Obesity Research

MPS device sitting on a countertop

To perform blue light-based studies, The Brown Laboratory manufactured a 96-well microplate photo irradiation system configured with blue LEDs (466nm) that is powered using an AC power supply and software that can be programmed to control the blue light pulse times, light intensity and specific wells to be illuminated. Cells grown in black walled culture plates are placed on top of the microplate photo irradiation system and pulsed with blue light in a 5% CO2 cell culture incubator set at 37C.

Shedding Blue Light on Addressing Therapies for Obesity-Related Disorders

Aaron Brown, PhD

Aaron Brown, PhD

Adipose tissue, often referred to as body fat, plays a pivotal role in our health. Unlike excess white adipose tissue, which is strongly associated with the development of obesity, type 2 diabetes, and negative cardiovascular outcomes, brown adipose tissue is positively linked to improved health and reduced risk of cardiometabolic diseases.

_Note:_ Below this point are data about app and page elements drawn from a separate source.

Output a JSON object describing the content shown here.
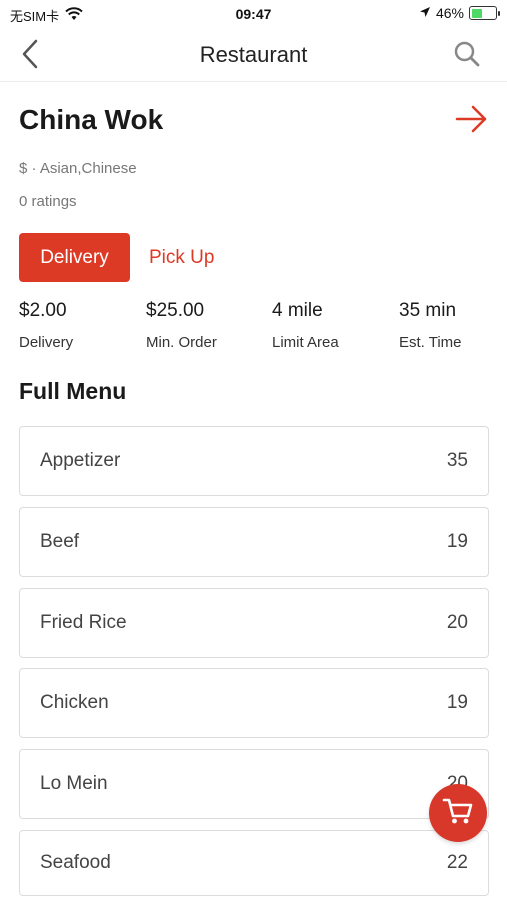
{
  "status_bar": {
    "carrier": "无SIM卡",
    "time": "09:47",
    "battery": "46%",
    "battery_level": 0.46
  },
  "nav": {
    "title": "Restaurant",
    "back_icon": "chevron-left-icon",
    "search_icon": "search-icon"
  },
  "restaurant": {
    "name": "China Wok",
    "price_cuisine": "$ · Asian,Chinese",
    "ratings": "0 ratings"
  },
  "modes": {
    "delivery": "Delivery",
    "pickup": "Pick Up",
    "selected": "Delivery"
  },
  "stats": [
    {
      "value": "$2.00",
      "label": "Delivery"
    },
    {
      "value": "$25.00",
      "label": "Min. Order"
    },
    {
      "value": "4 mile",
      "label": "Limit Area"
    },
    {
      "value": "35 min",
      "label": "Est. Time"
    }
  ],
  "menu": {
    "title": "Full Menu",
    "categories": [
      {
        "name": "Appetizer",
        "count": "35"
      },
      {
        "name": "Beef",
        "count": "19"
      },
      {
        "name": "Fried Rice",
        "count": "20"
      },
      {
        "name": "Chicken",
        "count": "19"
      },
      {
        "name": "Lo Mein",
        "count": "20"
      },
      {
        "name": "Seafood",
        "count": "22"
      }
    ]
  },
  "colors": {
    "accent": "#dd3a26",
    "battery": "#4cd964"
  }
}
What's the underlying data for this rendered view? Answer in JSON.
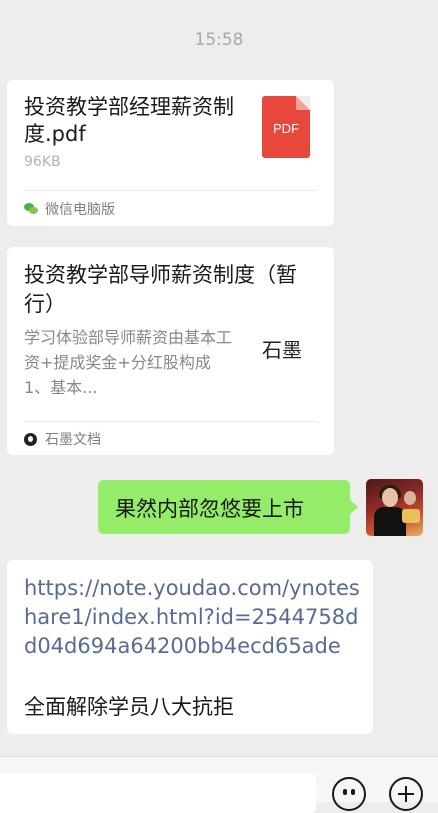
{
  "timestamp": "15:58",
  "file_message": {
    "title": "投资教学部经理薪资制度.pdf",
    "size": "96KB",
    "icon_label": "PDF",
    "source": "微信电脑版",
    "icon": "pdf-file-icon"
  },
  "link_message": {
    "title": "投资教学部导师薪资制度（暂行）",
    "description": "学习体验部导师薪资由基本工资+提成奖金+分红股构成 1、基本...",
    "thumbnail_text": "石墨",
    "source": "石墨文档"
  },
  "my_message": {
    "text": "果然内部忽悠要上市"
  },
  "text_message": {
    "url": "https://note.youdao.com/ynoteshare1/index.html?id=2544758dd04d694a64200bb4ecd65ade",
    "text": "全面解除学员八大抗拒"
  },
  "colors": {
    "background": "#ededed",
    "my_bubble": "#95ec69",
    "link": "#576b95",
    "pdf_red": "#e8473c"
  }
}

Faculty Scientist, Aaron Brown, PhD, and his dedicated team at the MaineHealth Institute for Research are diligently working to unravel the secrets of activating brown adipose tissue to enhance calorie expenditure and explore its therapeutic potential for weight reduction. While there are drugs currently under study to activate brown fat, many of them come with unfortunate side effects that are difficult to reverse and may even heighten the risk of cardiometabolic diseases, which is precisely the opposite of their intended effect.

The Power of Optogenetics

However, Dr. Brown’s lab has achieved significant breakthroughs through the application of optogenetics, a cutting-edge technique that leverages the power of light to precisely manipulate specific cellular processes.  They successfully engineered brown fat cells to be responsive to light by incorporating a light-inducible gene from a soil-dwelling bacterium.

This innovative approach allowed them to delve into the potential of light-based activation for brown fat cells. Their groundbreaking research revealed that stimulation of these photosensitive brown fat cells with blue light resulted in a remarkable 400% increase in the burning of calorie-rich fuel substrates, such as sugars and fats. This exciting work was published in the journal iScience this year.

By shedding light on the mechanisms through which brown fat cells enhance energy expenditure via optogenetic activation, Dr. Brown’s work opens doors to the development of potential therapies aimed at reversing obesity-related disorders. While these experimental approaches are not yet ready for use in humans, the hope for effective obesity therapies shines brighter than ever.